WORK REQUIRED -
Identify all lines in the listing that include the word "User", and copy them out.

RECORDS PROVIDED -
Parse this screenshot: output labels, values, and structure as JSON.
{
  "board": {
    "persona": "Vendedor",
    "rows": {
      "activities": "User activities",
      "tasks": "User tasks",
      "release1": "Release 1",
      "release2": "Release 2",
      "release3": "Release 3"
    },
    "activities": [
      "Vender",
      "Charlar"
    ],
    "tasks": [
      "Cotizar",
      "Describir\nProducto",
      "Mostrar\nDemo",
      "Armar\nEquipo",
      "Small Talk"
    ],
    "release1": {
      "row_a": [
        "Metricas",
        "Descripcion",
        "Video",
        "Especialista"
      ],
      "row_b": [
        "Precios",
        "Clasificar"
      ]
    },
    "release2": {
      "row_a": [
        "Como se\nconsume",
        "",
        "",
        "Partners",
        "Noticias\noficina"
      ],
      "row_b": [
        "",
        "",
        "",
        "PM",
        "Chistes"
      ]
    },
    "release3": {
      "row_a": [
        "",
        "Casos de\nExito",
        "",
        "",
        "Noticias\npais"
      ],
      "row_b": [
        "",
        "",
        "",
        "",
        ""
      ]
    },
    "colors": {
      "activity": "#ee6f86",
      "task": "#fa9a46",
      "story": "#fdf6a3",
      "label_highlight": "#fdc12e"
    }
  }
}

RESULT OF THIS TASK -
      "activities": "User activities",
      "tasks": "User tasks",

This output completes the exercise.